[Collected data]

_ _ _ _ _ _ _

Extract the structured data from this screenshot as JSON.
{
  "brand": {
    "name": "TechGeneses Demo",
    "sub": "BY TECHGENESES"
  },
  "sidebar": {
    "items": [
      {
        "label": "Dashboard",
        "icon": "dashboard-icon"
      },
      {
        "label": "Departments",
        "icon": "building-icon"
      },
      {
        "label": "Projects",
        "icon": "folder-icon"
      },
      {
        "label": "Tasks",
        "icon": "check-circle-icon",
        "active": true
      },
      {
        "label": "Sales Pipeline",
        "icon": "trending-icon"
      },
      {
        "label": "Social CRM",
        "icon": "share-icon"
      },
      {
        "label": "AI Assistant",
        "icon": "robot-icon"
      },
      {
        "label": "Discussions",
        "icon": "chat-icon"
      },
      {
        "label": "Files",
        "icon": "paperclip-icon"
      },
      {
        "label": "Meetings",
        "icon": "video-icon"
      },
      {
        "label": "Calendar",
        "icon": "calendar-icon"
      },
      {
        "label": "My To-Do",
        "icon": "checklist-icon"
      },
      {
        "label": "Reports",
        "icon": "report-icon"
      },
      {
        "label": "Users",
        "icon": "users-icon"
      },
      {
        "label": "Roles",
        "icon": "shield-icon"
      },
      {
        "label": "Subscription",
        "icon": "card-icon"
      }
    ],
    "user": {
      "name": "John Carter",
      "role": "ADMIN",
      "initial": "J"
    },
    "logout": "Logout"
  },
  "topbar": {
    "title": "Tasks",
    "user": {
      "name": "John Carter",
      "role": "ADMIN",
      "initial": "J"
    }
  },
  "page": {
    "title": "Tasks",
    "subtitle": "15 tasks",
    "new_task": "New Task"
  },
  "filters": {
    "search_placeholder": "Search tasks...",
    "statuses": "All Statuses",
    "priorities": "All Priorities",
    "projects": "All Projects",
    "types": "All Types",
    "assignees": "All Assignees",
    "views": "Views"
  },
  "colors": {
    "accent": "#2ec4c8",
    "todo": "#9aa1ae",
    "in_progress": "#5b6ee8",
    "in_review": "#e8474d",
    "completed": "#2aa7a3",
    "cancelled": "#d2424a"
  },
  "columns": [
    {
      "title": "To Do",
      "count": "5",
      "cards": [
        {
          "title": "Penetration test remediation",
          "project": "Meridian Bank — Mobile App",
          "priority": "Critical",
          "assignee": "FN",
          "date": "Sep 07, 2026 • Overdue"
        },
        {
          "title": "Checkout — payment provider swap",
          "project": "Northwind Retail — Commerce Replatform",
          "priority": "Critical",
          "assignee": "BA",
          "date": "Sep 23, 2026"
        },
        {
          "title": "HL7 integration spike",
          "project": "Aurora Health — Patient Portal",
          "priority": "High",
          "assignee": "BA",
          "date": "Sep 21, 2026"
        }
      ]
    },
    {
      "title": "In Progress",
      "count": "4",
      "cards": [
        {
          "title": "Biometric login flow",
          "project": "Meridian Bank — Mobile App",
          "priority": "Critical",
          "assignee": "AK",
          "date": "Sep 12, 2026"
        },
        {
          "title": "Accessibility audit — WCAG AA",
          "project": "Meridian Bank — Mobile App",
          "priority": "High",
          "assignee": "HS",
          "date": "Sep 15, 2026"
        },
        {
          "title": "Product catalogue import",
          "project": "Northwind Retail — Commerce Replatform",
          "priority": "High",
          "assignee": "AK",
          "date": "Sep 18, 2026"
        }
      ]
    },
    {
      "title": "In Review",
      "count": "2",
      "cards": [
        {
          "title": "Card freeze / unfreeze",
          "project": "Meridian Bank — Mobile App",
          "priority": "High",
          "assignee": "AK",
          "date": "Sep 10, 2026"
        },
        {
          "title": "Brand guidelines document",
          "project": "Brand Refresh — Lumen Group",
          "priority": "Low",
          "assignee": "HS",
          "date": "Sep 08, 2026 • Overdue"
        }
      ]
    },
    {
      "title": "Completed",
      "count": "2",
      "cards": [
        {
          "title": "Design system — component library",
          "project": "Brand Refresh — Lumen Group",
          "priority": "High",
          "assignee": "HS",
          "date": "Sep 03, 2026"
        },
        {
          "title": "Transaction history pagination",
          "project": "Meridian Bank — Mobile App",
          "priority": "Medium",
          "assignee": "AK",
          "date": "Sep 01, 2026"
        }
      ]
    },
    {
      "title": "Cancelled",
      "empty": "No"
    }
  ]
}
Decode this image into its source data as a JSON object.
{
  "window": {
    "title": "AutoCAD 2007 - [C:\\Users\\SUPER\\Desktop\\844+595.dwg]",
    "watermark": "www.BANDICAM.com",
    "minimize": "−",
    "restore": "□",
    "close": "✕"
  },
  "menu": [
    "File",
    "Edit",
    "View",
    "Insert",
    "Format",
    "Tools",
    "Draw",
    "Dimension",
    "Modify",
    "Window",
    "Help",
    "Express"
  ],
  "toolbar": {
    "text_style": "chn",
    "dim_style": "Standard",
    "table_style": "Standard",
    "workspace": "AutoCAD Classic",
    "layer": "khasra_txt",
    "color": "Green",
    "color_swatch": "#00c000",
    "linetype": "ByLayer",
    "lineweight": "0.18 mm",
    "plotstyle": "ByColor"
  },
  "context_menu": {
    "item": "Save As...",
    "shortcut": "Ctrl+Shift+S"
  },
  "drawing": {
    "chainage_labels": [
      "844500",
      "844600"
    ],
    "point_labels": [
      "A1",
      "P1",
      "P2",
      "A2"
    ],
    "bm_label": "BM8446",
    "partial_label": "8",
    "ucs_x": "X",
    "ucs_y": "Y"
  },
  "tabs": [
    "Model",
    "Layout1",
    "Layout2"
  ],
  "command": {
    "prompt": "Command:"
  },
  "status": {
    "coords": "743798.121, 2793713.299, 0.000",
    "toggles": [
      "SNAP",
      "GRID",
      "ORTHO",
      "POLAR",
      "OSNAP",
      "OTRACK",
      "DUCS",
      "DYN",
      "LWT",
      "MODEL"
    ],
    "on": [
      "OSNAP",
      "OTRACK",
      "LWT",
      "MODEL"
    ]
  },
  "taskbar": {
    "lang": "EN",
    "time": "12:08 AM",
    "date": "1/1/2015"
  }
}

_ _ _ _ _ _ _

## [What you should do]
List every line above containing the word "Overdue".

## [Output below]
          "date": "Sep 07, 2026 • Overdue"
          "date": "Sep 08, 2026 • Overdue"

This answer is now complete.